### Task objective
Please find the lines in the following records that hold "Month", and copy them.

[Start of Attachment]

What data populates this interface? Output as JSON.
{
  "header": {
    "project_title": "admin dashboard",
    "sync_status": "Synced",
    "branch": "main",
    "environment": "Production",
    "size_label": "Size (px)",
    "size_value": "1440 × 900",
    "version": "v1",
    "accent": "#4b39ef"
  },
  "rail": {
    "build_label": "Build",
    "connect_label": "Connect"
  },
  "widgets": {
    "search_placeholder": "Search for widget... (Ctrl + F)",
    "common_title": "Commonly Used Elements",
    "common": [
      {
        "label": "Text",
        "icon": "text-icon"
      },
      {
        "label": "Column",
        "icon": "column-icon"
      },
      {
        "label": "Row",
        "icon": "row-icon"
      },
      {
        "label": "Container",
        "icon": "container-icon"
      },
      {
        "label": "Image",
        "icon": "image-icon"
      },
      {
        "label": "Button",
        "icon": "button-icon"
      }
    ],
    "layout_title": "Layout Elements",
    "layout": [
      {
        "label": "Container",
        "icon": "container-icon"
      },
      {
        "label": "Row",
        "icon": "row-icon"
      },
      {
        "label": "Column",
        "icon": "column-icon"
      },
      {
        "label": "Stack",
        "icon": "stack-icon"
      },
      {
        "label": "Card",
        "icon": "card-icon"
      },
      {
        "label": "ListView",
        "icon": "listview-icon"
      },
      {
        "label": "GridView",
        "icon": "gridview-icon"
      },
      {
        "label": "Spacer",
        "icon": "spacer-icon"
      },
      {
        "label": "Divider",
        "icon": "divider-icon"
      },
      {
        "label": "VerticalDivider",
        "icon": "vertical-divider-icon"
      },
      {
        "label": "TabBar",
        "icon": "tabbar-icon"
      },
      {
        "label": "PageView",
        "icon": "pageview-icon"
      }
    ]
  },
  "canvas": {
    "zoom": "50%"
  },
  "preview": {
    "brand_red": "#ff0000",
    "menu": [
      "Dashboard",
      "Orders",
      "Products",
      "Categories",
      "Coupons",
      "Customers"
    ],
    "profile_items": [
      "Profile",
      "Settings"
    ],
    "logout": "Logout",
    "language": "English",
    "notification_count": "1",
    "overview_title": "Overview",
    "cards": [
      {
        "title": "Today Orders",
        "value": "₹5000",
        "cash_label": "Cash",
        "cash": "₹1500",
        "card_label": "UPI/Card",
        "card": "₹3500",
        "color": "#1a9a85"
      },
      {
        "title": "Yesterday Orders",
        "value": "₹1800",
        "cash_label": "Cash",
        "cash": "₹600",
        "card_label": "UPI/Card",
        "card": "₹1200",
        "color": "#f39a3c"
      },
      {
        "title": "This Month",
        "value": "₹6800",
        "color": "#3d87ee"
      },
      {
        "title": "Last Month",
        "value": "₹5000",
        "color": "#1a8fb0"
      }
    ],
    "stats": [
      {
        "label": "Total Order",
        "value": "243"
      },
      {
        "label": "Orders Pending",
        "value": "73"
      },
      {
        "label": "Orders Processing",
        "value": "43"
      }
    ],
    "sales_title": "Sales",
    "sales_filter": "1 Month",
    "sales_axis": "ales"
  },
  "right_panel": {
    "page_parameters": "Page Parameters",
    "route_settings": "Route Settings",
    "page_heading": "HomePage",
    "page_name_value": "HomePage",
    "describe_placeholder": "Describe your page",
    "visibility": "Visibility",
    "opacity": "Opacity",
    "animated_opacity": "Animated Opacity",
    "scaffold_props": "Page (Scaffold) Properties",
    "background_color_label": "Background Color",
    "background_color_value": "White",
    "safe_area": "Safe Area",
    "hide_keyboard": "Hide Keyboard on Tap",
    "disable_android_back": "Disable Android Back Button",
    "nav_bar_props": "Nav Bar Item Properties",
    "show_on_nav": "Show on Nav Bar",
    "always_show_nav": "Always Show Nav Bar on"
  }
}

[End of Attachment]

### Exercise response
        "title": "This Month",
        "title": "Last Month",
    "sales_filter": "1 Month",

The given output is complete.